Santa Clarita Valley Sheriff’s Station has been awarded a new traffic safety grant for a year-long program aimed at preventing deaths and injuries on our roadways. The $155, 525 grant awarded by the Office of Traffic Safety to Santa Clarita will aid in the city’s ongoing effort to improve traffic safety and the quality of life. New equipment purchases and special traffic enforcement measures will be instituted by the Santa Clarita Valley Sheriff’s Station as part of an on-going commitment to keep our roadways safe through both enforcement and education.
The grant will assist in efforts to deal with traffic safety problems and to reduce the number of persons killed and injured in traffic collisions.

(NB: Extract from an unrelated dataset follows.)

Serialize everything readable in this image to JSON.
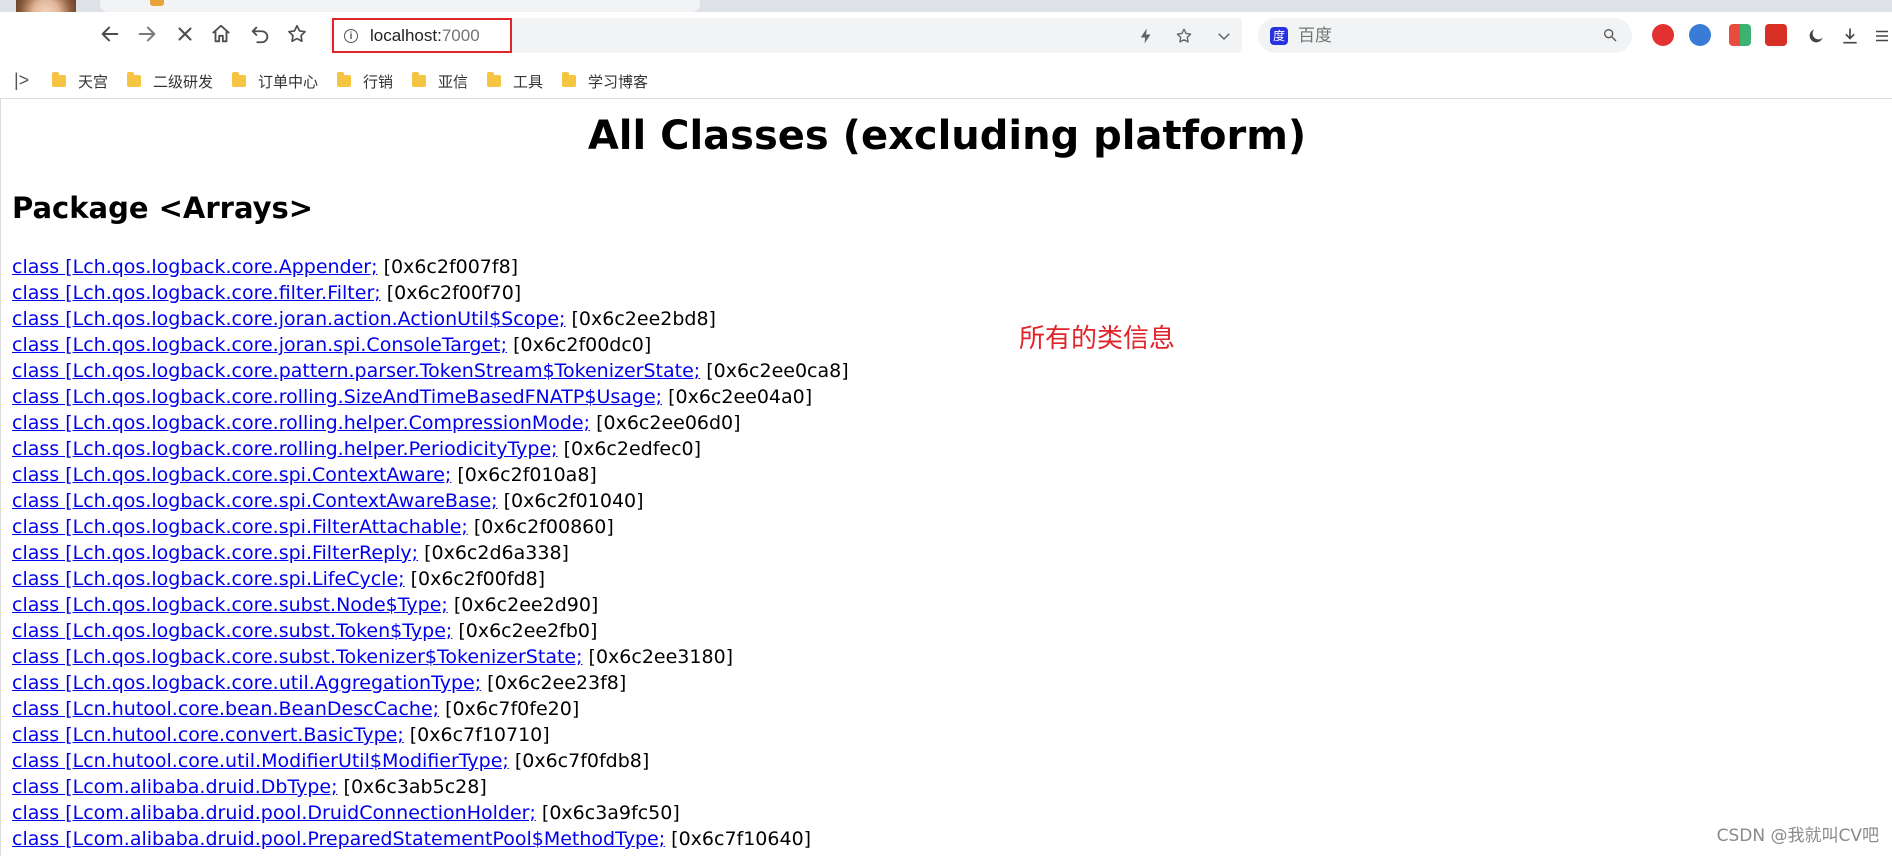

Traffic deaths from all causes declined in California by 11.9 percent, from 3,081 killed in 2009 to 2,715 in 2010. While alcohol impaired deaths saw a sharp decline last year, DUI deaths remain the largest sector, at more than 30 percent of traffic fatalities.
The grant activities will specifically target include Motorcycle Safety, DUI offenders, drivers with suspended or revoked licenses, illegal street racing, red light running, speeding, and seatbelt violations. This will be done through the use of DUI/driver’s license checkpoints, special enforcement operations, and court stings where DUI offenders with suspended or revoked driver licenses get behind the wheel after leaving court.
Gunner, a 6-year-old Labrador, sniffs suspicious vehicles for his partner, Detective Jonn Eldm, at a local DUI checkpoint. Photo by Elliott Cohen for SCVNews.com
“Thanks to the dedicated hard work of agencies like the Santa Clarita Sheriff’s Station, California has the fewest traffic fatalities since 1944,” said OTS Director Christopher J. Murphy. “While this is good news, we know that only by keeping the pressure on through enforcement and public awareness can we hope to sustain these declines and save lives.”
DUI/Drivers License Checkpoints are a key component of the grant. These highly visible, widely publicized events are meant to deter impaired driving, not to increase arrests. Research shows that crashes involving alcohol drop by an average of 20 percent when well-publicized checkpoints are conducted often enough. According to the National Highway Traffic Safety Administration (NHTSA), checkpoints have provided the most effective documented results of any of the DUI enforcement strategies, while yielding considerable cost savings of $6 for every $1 spent.
New this year is the addition of six special motorcycle safety enforcement operations. Motorcycle fatalities have finally dropped in California, following a decade long rise in deaths. In 2010, 353 motorcyclists were killed, a 37 percent drop from the all time high for California in 2008.
Santa Clarita Valley Sheriff Deputies will be conducting specialized enforcement efforts throughout the next twelve months. Extra officers will be on duty patrolling areas and events where motorcycle crashes and incidents have occurred. Officers will be cracking down on traffic violations made by regular vehicle drivers and motorcyclists that result in far too many motorcycle collisions, injuries and deaths.
“We are on the right path with declining fatalities,” said Murphy. “We have to stick to that path so that some day we can reach the vision we all share – Toward zero deaths, every 1 counts.”
Funding for this program is from the California Office of Traffic Safety through the National Highway Traffic Safety Administration.